Example 3 Into an agitated vessel are placed 79 parts of acetone and 7.26 parts of 1-methoxy-2,4-phenylene diisocyanate. To this solution is added withstirring 0.344 part of water over a period of about 15 minutes. The temperature is held at 20 to 25 C. with cooling. Carbon dioxide is evolved and bubbles out through a reflux condenser. The solution is stirred overnight. The white precipitate is then filtered off and washed with about 25 parts of acetone and dried in a vacuum oven at 50 C. The dried product weighs 1.8 parts and has a melting point of 241-245 C. Analysis shows an NCO content of 23.7% (theory is 23.7%) and total nitrogen by Dumas method of 15.15% (theory 15.8%), corresponding to di(3-isocyanato-4- methoxyphenyl) urea.
. Example 4 37 parts of' 4. minute period and stirring is continued for an additional 30 minutees. The crystals are filtered ofi immediately, washed with a little ether and then dried. The product weighs 4.15 parts. Analysis for NCO shows 23.7% compared to'theory of 23.2% for the compound di(3- isocyanato-4-chlorophenyl) urea.

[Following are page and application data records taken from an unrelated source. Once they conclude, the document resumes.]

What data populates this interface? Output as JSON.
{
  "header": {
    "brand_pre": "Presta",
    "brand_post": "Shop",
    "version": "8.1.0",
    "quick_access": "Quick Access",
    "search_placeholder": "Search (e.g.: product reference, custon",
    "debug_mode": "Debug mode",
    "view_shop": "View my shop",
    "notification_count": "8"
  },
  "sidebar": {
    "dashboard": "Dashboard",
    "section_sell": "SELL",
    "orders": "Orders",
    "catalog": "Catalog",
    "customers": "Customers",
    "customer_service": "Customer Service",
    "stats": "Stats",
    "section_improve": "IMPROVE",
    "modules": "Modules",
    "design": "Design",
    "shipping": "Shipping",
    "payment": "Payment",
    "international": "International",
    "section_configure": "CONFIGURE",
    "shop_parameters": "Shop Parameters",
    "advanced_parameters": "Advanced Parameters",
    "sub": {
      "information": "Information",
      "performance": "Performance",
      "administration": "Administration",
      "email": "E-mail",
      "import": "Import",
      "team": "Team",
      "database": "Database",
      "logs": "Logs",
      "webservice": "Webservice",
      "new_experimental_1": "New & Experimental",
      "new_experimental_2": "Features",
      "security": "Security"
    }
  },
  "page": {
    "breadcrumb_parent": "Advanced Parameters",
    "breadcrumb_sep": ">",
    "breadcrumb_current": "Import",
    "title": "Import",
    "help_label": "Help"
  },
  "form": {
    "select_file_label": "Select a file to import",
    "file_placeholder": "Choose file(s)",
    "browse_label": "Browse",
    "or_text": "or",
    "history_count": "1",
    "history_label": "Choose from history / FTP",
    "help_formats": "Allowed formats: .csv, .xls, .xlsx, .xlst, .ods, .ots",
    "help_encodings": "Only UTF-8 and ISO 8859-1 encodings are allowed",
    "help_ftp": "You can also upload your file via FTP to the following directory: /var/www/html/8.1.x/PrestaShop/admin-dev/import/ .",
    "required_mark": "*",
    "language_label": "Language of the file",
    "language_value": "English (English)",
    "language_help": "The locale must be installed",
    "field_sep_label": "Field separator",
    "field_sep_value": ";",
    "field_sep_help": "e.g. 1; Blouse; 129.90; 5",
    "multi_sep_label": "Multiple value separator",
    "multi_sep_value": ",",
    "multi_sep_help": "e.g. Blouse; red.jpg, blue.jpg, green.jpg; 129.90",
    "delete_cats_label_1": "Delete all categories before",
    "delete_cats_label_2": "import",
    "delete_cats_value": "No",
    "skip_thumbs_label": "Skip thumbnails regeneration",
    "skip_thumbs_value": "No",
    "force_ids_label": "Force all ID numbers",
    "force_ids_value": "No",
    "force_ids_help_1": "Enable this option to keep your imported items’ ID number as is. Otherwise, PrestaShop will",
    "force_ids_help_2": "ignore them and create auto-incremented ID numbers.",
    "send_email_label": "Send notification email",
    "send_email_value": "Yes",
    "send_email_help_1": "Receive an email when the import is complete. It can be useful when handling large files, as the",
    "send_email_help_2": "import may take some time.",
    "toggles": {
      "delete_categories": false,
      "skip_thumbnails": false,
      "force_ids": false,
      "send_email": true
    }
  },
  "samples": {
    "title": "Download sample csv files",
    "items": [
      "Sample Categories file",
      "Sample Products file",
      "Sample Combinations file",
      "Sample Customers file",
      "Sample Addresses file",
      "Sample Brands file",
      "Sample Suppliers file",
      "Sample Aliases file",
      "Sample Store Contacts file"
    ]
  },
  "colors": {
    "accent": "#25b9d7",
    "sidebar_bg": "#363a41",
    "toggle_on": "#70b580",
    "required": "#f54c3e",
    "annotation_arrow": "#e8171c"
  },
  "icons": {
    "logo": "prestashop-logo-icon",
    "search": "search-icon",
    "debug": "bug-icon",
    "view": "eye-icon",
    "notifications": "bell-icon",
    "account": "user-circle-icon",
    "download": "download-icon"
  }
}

The substituted di(isocyanatophenyl) ureas of this invention may be employed in the same way as other diisocyanates, but are advantageous in having a lower and more controllable reactivity. 'Their high melting point and low vapor pressure make them much less hazardous to handle than the conventional diisocyanates and they are also more stable during storage. Although they possess lower reactivity at ordinary temperatures, they become quite reactive when the temperature is raised. When these compounds react with other materials, the reaction products possess increased reactivity toward additional isocyanate, by virtue of the active urea hydrogen atoms present in these compounds. These properties make them particularly useful in the curing of elastomers prepared from the reaction between diisocyanates, water and polyesters or polyethers. Their use in this connection is disclosed and claimed in application Serial No. 435,055 of Frederick B. Hill, Jr., filed June 7, 1954. The substituted di(isocyanatophenyl) ureas are also useful in forming adhesives, plastics and the like.
In view of the ease with which isocyanates normally react with active hydrogen atoms, it is quite surprising that the compounds of this invention which contain both isocyanate groups and active urea hydrogens in the same molecule should exist and be relatively stable at ordinary temperatures.
What is claimed is:
1 A substituted di(3-isocyanatophenyl) urea having the formula:
References Cited in the file of this patent FOREIGN PATENTS Canada Apr. 15, 1952 OTHER REFERENCES Bayer: Angew. Chem, A/59, Jahrg. 1947/Nr. 9, p. 264.
Siefken: Ann. 562, -136 (1949), as abstracted in 44 C. A., 114 (1950